Logan tears into theaters this weekend, and I think it’ll be 2017’s first bona fide blockbuster. Critics love the thing, and Logan’s resonant Super Bowl commercial didn’t hurt interest any. But the biggest buzz surrounds Hugh Jackman, who says this’ll be his last turn as the titular character.
That’s right: After nine movies and 17 years as Wolverine, Jackman’s hanging up his claws.
“I don’t think he ever viewed it as ‘could be [his last appearance as Wolverine],’” Logan Director James Mangold told The New York Times. “I think he approached it as, it was.”
It’s probably about time. Jackman’s 48 now, and unless you’re actually a nigh-invulnerable mutant with an adamantium skeleton, superheroing is a young man’s game. And while the versatile actor’s never devoted his time exclusively to Wolverine, I’m sure he’d like more time to take on new roles and challenges. In fact, Jackman may go from the X-Men to man of God: Jackman will reportedly play Apostle Paul in an upcoming Warner Brothers film, according to Deadline Hollywood.
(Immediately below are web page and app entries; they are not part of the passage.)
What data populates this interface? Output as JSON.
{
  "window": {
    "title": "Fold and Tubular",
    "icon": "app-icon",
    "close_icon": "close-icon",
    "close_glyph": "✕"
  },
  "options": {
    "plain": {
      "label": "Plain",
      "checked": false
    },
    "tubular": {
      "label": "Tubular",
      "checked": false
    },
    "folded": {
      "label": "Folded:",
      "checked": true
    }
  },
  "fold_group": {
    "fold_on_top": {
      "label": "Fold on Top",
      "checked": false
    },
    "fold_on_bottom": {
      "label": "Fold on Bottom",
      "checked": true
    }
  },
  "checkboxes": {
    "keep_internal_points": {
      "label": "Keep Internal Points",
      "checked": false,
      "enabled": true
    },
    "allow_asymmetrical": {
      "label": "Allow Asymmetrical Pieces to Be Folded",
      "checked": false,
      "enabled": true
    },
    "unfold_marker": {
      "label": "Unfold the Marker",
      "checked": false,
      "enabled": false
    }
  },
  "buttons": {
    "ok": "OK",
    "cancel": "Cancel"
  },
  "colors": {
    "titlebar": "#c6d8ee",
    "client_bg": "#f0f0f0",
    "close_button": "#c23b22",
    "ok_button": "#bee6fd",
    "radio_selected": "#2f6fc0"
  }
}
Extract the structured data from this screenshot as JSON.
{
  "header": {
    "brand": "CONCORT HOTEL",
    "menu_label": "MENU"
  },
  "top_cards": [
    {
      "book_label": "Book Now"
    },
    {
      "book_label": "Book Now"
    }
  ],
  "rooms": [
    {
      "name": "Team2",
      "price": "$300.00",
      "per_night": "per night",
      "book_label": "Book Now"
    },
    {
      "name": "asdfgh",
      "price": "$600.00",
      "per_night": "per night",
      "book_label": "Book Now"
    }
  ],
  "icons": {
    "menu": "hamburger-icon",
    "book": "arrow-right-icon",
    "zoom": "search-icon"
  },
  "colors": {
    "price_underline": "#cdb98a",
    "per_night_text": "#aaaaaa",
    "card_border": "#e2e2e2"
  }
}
Can’t think of another guy I’d rather see as the former Saul of Tarsus. As Jean Valjean in Les Miserables, Jackman’s already played a woeful sinner whose life is completely upended through faith. And from what I understand, Jackman’s own life is one of faith, as well.
He doesn’t make a big deal about his beliefs. But during a 2015 interview with Parade magazine, he spoke about his faith without prompting. Asked when he knew he was meant to be an actor, Jackman said, “I’m a Christian. I was brought up very religious. I used to go to different evangelists’ [revival] tents all the time. When I was about 13, I had a weird premonition that I was going to be onstage, like the preachers I saw.”
Then, later, he brought it up again. When he told Parade’s Dotson Rader that acting gave him a “level of bliss and peace and calm and joy,” Rader said that “it sounds religious.” And Jackman agreed.
I’m a religious person. This is going to sound weird to you. In Chariots of Fire the runner Eric Liddell says, “When I run, I feel His pleasure.” And I feel that pleasure when I act and it’s going well, particularly onstage. I feel what everyone’s searching for, the feeling that unites us all. Call it “God.” Before I go onstage every night, I pause and dedicate the performance to God, in the sense of “Allow me to surrender.” When you allow yourself to surrender to the story, to the character, to the night, to the audience, transcendence happens. And when that happens, there is nothing like it on the planet.
I can’t say much about Logan just yet. I’ll have more to say Monday, hopefully, after folks have had a chance to see it. But I’ll say this: In Logan, more than any of the previous X-Men movies, you sense that Jackman surrendered to the character. It’s as raw and honest a performance as I’ve seen him give. And while the results are messy—sometimes viscerally so—there’s something deeply spiritual about this movie, too. Something redemptive.
Jackman may be done with Logan, but he’s not done with acting. And I’m looking forward to seeing what he does next.